[[ DATASET CONTENT, beginning ]]
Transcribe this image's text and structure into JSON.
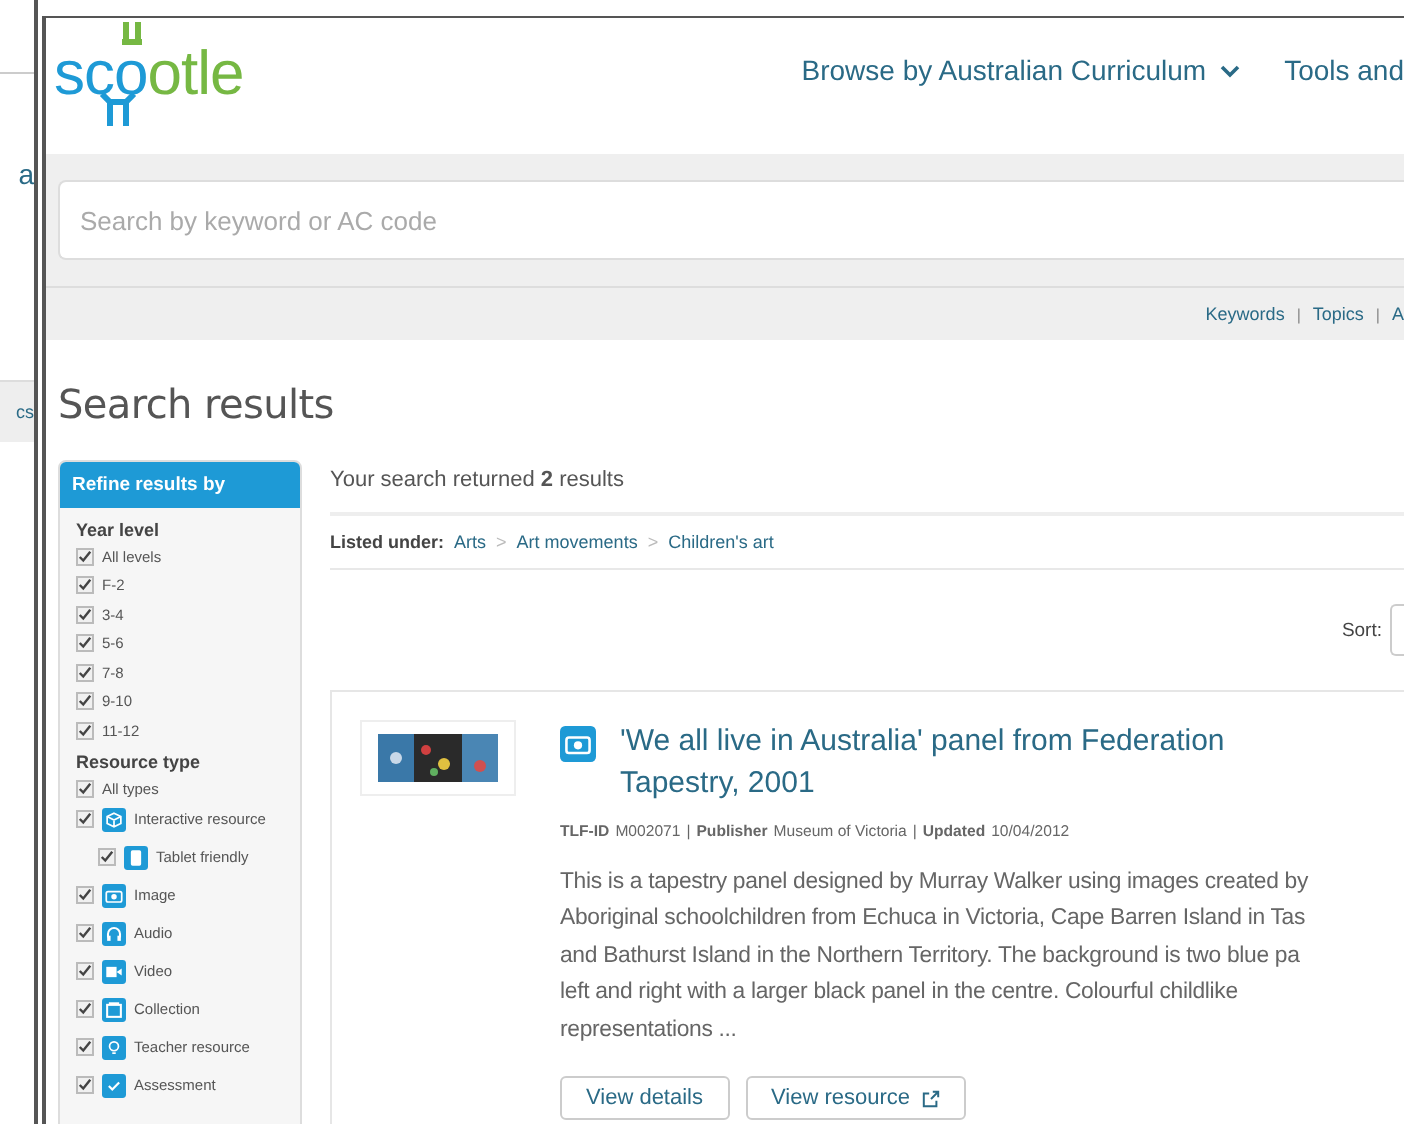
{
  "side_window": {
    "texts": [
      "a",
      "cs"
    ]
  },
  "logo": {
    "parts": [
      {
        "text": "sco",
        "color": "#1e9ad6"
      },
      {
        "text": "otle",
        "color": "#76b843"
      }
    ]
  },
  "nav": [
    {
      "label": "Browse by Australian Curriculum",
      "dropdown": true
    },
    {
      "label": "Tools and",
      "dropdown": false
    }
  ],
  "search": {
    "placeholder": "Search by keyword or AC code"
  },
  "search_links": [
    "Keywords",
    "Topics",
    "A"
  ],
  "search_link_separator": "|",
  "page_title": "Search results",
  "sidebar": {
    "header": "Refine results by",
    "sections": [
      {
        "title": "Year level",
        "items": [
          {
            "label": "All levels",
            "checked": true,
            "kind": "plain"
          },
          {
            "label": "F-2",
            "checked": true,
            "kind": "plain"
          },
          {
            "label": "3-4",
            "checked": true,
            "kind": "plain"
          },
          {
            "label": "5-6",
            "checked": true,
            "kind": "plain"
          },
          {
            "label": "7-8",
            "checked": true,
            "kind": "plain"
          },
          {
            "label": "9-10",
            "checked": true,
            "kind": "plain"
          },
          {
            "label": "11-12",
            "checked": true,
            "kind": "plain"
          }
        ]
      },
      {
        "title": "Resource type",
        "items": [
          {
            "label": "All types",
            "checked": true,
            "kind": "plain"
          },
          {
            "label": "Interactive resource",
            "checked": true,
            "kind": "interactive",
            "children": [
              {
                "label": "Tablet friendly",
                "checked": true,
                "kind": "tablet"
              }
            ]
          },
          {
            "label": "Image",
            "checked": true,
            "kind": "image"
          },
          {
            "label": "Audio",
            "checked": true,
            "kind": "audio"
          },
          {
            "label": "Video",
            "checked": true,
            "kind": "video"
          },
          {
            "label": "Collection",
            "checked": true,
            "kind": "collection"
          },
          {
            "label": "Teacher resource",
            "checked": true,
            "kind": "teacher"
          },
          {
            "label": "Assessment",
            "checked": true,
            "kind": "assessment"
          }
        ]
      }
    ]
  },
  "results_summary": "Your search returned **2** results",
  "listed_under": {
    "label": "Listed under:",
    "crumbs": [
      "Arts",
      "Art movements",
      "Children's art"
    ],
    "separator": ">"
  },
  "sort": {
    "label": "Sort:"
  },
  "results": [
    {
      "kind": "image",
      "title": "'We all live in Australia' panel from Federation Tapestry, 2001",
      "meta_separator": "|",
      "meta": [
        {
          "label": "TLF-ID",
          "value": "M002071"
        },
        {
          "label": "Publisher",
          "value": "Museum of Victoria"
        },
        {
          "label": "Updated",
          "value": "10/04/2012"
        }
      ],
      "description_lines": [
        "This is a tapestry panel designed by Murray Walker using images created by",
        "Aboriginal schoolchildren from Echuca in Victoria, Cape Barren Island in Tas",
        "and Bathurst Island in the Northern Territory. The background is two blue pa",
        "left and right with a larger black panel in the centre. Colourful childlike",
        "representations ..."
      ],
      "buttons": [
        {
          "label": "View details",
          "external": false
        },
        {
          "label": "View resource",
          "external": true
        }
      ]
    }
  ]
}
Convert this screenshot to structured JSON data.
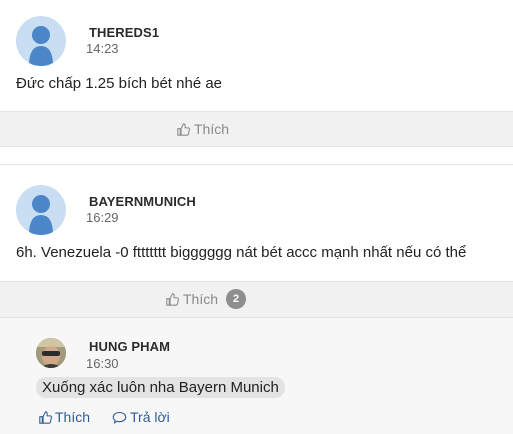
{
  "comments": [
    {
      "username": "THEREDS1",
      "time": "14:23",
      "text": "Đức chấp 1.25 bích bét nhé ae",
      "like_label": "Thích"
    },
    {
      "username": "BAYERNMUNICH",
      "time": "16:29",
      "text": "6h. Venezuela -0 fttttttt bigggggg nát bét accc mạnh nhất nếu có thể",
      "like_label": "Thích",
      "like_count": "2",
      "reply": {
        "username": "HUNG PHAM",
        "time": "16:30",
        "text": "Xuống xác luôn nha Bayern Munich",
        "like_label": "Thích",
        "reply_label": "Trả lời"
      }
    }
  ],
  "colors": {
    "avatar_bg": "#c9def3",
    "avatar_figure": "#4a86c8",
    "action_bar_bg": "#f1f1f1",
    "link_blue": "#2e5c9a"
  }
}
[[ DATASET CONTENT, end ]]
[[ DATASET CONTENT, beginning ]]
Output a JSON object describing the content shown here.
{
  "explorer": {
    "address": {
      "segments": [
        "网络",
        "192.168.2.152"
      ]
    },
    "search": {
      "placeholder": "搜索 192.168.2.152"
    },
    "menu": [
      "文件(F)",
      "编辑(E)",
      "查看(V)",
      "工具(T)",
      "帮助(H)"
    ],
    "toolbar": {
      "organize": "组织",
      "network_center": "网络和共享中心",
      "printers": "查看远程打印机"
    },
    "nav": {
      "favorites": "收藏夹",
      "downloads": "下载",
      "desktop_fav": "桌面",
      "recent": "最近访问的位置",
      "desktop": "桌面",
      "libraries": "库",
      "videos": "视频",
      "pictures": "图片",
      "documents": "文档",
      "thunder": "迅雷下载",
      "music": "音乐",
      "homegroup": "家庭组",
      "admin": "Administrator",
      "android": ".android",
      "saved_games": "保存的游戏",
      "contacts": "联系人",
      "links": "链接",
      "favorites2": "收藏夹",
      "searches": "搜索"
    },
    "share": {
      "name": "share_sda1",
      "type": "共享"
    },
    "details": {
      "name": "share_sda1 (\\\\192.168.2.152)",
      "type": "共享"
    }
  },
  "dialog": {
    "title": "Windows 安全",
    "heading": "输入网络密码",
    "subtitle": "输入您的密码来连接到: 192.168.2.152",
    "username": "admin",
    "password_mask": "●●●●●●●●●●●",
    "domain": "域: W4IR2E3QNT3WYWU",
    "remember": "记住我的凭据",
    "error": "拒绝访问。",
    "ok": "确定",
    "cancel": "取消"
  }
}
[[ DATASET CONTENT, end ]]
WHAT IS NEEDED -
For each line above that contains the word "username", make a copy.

EXPECTED OUTPUT -
      "username": "THEREDS1",
      "username": "BAYERNMUNICH",
        "username": "HUNG PHAM",
    "username": "admin",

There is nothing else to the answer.